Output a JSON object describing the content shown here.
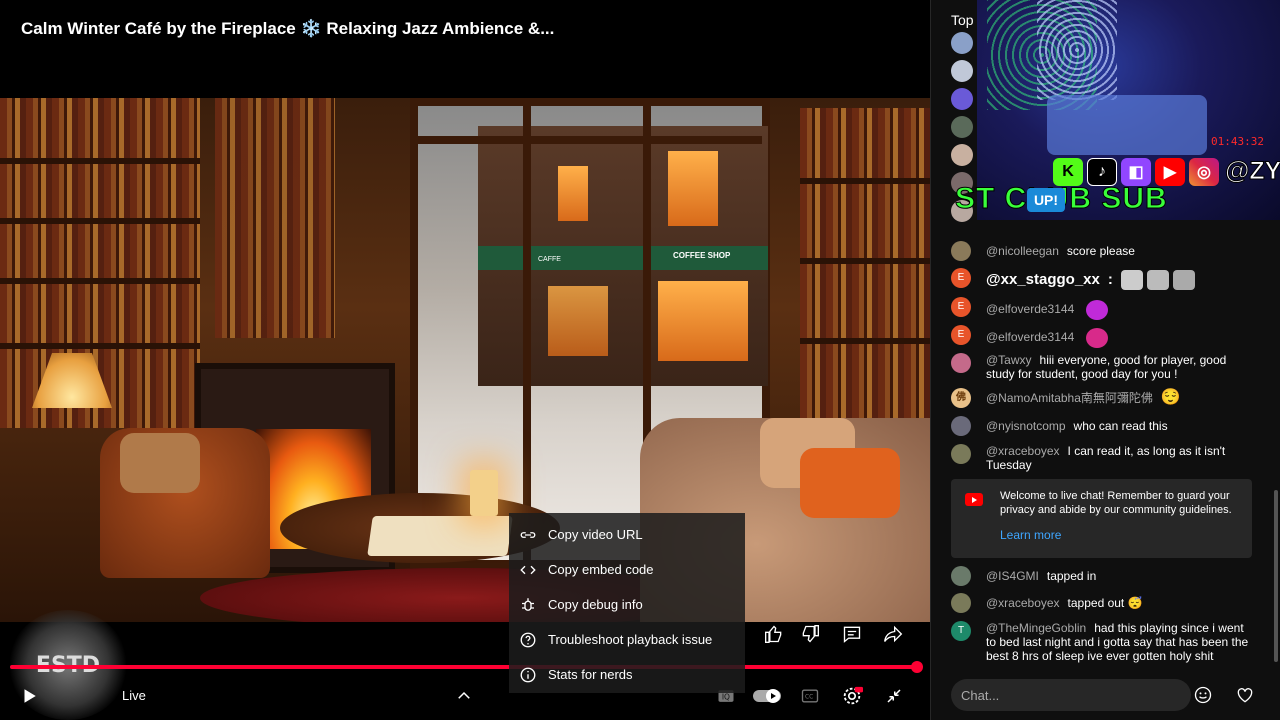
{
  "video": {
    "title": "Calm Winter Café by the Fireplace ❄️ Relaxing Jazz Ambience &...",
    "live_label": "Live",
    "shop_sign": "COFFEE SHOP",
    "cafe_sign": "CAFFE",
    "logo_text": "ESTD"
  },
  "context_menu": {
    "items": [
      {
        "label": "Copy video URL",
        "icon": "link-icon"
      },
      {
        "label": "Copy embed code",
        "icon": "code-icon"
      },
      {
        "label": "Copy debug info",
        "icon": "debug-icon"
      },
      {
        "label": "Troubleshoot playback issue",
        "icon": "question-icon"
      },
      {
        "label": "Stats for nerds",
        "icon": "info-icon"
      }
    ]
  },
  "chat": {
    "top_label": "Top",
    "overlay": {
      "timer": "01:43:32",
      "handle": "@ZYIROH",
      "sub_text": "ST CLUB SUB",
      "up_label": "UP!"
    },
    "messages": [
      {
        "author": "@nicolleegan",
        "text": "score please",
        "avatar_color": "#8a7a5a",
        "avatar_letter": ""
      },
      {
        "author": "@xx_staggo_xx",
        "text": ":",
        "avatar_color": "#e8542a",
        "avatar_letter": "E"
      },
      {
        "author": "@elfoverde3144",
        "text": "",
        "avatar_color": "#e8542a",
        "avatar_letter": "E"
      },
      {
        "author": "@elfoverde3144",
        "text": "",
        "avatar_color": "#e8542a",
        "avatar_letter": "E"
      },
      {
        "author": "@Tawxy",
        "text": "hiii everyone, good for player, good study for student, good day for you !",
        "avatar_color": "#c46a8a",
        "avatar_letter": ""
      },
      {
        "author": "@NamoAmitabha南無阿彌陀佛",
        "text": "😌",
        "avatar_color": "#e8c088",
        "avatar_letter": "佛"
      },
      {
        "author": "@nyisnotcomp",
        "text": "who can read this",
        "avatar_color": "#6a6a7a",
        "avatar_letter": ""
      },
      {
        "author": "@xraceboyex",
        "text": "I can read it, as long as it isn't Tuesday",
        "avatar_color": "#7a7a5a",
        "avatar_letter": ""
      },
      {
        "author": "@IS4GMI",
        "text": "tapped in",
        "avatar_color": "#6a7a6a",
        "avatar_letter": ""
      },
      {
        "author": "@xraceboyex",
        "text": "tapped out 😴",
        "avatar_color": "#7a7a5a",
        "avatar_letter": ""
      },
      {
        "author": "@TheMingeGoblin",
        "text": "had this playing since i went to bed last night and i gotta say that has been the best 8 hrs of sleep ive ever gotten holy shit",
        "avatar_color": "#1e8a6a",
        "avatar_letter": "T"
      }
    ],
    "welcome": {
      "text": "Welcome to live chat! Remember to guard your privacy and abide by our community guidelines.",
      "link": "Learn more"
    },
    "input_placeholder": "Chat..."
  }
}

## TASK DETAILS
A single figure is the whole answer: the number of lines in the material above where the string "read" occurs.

## RESULT FOR THIS TASK
2